For his part, Gaudreau has learned from past mistakes, transforming himself into a two-way player at Sutter’s insistence. The change resulted in a 115-point season that saw everyone on his line score 40 goals. Toffoli, Mikael Backlund and 35-goal man Andrew Mangiapane give the Flames significant secondary scoring, while Coleman and Calle Jarnkrok have helped Dillon Dube enter the playoffs on a significant scoring binge.
All six blue liners had career seasons, spearheaded by Rasmus Andersson and Noah Hanifin, who will face the Stars’ top line all series long. Chris Tanev and Oliver Kylington are a formidable second pairing in a sextet that accumulated the third-most points from defencemen in the league. Erik Gudbranson and Nikita Zadorov are expected to lead physically, as the faces of the group, which is interesting given that it was the big Russian who first called the Flames “easy to play against” when his Avalanche stomped on Calgary three years ago.
“Just playing playoff-style hockey all season long has got us ready for the next step for this team,” says Lucic. “Just talking to guys about the differences between 2018-19 and now. They almost felt like they peaked too early. We did what we were supposed to do this year, but you kind of forget everyone starts at zero again. Ask anyone and they’ll tell you the goal is to win the Stanley Cup, but the goal is actually to win Game 1 and go from there.
“The main thing for the learning curve for this group has been more to look at what the task at hand is on a daily basis instead of looking at the big picture. That kind of keeps things in perspective. One thing we have to continue doing is playing to the identity of the team we built this year. Ultimately that will give us success.”
The Flames were 2-0-1 against the Stars this season but certainly don’t feel like they dominated the team that ousted them two years ago en route to the Cup Final. “We’re looking forward to playing a team that’s had our number and played very well against us and has carried the play mostly every game against us,” says Tkachuk. “We’re going to have to prove it to a team that’s been one of the best teams in the league at this time of the year for the last number of years. So, going into this series, they’ve done it, most of their guys have done it. We haven’t, so that puts them at a big advantage going into the series. We’ve got to prove it.”
They certainly do.
“This is the proving time of year — a time when players show up,” says Coleman, born and raised in Texas. “The games get harder and you either up your game or back down. We have a lot of proud players in our room and now they have some experience to lean on. Guys who had tremendous regular seasons are going to have to take it up even more. We have a talented top line but we win as a committee.
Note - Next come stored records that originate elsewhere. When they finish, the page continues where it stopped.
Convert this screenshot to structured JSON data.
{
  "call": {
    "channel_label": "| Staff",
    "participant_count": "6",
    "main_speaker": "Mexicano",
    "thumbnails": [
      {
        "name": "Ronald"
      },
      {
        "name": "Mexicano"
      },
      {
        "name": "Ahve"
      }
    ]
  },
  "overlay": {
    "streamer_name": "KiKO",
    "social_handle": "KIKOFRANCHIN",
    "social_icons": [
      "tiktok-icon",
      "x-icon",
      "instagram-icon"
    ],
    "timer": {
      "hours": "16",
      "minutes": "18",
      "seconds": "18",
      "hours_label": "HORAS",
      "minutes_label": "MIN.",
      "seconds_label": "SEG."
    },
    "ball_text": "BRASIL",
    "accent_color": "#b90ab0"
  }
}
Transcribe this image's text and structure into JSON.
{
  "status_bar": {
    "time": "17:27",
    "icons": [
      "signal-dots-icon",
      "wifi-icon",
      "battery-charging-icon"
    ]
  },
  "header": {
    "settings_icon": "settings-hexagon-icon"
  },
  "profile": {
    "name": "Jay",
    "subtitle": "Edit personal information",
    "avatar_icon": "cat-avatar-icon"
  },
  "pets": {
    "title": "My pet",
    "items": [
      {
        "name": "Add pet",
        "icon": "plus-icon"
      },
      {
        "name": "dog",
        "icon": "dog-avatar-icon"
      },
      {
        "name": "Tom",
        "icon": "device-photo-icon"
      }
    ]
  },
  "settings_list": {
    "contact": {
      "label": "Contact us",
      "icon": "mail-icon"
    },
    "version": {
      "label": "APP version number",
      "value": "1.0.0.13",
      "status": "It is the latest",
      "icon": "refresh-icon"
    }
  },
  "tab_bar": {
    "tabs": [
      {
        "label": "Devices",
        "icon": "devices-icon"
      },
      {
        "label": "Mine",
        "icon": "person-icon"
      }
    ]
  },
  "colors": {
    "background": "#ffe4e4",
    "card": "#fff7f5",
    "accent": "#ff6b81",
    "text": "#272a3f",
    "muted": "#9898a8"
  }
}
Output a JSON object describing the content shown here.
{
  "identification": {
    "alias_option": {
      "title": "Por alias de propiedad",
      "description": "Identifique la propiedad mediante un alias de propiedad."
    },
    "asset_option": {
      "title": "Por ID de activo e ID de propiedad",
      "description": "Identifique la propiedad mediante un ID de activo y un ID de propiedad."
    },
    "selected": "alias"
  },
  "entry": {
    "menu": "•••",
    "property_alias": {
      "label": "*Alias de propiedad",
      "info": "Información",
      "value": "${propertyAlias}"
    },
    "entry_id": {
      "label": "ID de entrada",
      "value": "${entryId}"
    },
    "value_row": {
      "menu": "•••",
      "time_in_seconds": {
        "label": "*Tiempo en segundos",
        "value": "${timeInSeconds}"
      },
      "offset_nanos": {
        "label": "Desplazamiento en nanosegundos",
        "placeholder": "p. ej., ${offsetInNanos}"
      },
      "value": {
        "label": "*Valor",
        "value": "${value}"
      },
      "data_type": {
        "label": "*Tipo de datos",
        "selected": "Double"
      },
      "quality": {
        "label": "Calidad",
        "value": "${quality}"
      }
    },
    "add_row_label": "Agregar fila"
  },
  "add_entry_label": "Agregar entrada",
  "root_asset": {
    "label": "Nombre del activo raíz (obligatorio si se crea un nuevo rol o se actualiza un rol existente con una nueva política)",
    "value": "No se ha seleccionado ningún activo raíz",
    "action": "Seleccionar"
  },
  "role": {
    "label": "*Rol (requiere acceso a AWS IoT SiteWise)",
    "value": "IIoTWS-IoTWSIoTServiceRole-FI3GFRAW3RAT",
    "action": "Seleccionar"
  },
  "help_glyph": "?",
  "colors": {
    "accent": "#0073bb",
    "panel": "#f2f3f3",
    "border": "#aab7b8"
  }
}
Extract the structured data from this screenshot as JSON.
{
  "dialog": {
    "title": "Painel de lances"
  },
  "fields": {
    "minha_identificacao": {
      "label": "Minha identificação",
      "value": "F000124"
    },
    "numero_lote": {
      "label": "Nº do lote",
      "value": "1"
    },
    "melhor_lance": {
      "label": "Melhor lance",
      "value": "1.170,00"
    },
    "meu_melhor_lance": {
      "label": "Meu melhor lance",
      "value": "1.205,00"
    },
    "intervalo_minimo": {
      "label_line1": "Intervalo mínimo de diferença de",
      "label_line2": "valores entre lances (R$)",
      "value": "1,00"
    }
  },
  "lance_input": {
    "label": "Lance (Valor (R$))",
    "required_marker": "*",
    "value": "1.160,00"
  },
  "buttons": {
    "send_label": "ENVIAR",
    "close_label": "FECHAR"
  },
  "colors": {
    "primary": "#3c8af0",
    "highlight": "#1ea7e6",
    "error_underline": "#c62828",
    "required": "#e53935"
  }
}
“I think we really believe in our room we have what it takes to be successful come playoff time.”